+++ Input data

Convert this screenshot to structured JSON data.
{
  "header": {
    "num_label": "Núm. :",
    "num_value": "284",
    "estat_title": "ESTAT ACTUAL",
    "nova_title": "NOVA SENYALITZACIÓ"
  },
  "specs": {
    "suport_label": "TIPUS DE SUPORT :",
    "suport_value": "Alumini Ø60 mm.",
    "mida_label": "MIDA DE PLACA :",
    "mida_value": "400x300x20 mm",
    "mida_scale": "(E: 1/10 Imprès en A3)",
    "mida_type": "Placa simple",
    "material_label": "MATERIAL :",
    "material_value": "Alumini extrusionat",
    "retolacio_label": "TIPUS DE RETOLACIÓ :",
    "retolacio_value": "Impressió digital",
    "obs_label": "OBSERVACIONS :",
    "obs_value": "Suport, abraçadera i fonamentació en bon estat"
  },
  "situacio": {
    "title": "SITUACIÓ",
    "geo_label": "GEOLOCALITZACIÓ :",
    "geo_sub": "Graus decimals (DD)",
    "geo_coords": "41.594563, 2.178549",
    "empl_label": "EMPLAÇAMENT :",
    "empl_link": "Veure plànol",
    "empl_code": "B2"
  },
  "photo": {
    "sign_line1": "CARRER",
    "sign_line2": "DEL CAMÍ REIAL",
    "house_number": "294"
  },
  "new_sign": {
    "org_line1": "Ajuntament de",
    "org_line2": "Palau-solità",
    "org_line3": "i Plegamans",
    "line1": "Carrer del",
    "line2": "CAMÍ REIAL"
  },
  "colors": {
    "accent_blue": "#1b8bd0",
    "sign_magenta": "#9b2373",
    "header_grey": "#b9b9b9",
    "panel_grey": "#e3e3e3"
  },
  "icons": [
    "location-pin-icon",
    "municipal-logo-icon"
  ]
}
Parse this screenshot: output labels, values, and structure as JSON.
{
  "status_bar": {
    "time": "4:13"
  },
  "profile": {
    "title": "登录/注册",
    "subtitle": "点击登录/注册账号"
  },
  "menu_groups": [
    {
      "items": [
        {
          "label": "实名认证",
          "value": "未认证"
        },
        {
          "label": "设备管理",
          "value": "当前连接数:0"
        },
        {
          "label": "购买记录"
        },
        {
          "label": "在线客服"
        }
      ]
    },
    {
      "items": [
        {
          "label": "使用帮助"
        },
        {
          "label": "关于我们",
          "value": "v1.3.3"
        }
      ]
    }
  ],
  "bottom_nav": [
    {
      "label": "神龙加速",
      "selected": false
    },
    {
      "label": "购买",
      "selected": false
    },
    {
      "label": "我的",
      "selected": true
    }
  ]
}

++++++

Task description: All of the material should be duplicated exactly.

Answer to this exercise:
Convert this screenshot to structured JSON data.
{
  "header": {
    "num_label": "Núm. :",
    "num_value": "284",
    "estat_title": "ESTAT ACTUAL",
    "nova_title": "NOVA SENYALITZACIÓ"
  },
  "specs": {
    "suport_label": "TIPUS DE SUPORT :",
    "suport_value": "Alumini Ø60 mm.",
    "mida_label": "MIDA DE PLACA :",
    "mida_value": "400x300x20 mm",
    "mida_scale": "(E: 1/10 Imprès en A3)",
    "mida_type": "Placa simple",
    "material_label": "MATERIAL :",
    "material_value": "Alumini extrusionat",
    "retolacio_label": "TIPUS DE RETOLACIÓ :",
    "retolacio_value": "Impressió digital",
    "obs_label": "OBSERVACIONS :",
    "obs_value": "Suport, abraçadera i fonamentació en bon estat"
  },
  "situacio": {
    "title": "SITUACIÓ",
    "geo_label": "GEOLOCALITZACIÓ :",
    "geo_sub": "Graus decimals (DD)",
    "geo_coords": "41.594563, 2.178549",
    "empl_label": "EMPLAÇAMENT :",
    "empl_link": "Veure plànol",
    "empl_code": "B2"
  },
  "photo": {
    "sign_line1": "CARRER",
    "sign_line2": "DEL CAMÍ REIAL",
    "house_number": "294"
  },
  "new_sign": {
    "org_line1": "Ajuntament de",
    "org_line2": "Palau-solità",
    "org_line3": "i Plegamans",
    "line1": "Carrer del",
    "line2": "CAMÍ REIAL"
  },
  "colors": {
    "accent_blue": "#1b8bd0",
    "sign_magenta": "#9b2373",
    "header_grey": "#b9b9b9",
    "panel_grey": "#e3e3e3"
  },
  "icons": [
    "location-pin-icon",
    "municipal-logo-icon"
  ]
}
Parse this screenshot: output labels, values, and structure as JSON.
{
  "status_bar": {
    "time": "4:13"
  },
  "profile": {
    "title": "登录/注册",
    "subtitle": "点击登录/注册账号"
  },
  "menu_groups": [
    {
      "items": [
        {
          "label": "实名认证",
          "value": "未认证"
        },
        {
          "label": "设备管理",
          "value": "当前连接数:0"
        },
        {
          "label": "购买记录"
        },
        {
          "label": "在线客服"
        }
      ]
    },
    {
      "items": [
        {
          "label": "使用帮助"
        },
        {
          "label": "关于我们",
          "value": "v1.3.3"
        }
      ]
    }
  ],
  "bottom_nav": [
    {
      "label": "神龙加速",
      "selected": false
    },
    {
      "label": "购买",
      "selected": false
    },
    {
      "label": "我的",
      "selected": true
    }
  ]
}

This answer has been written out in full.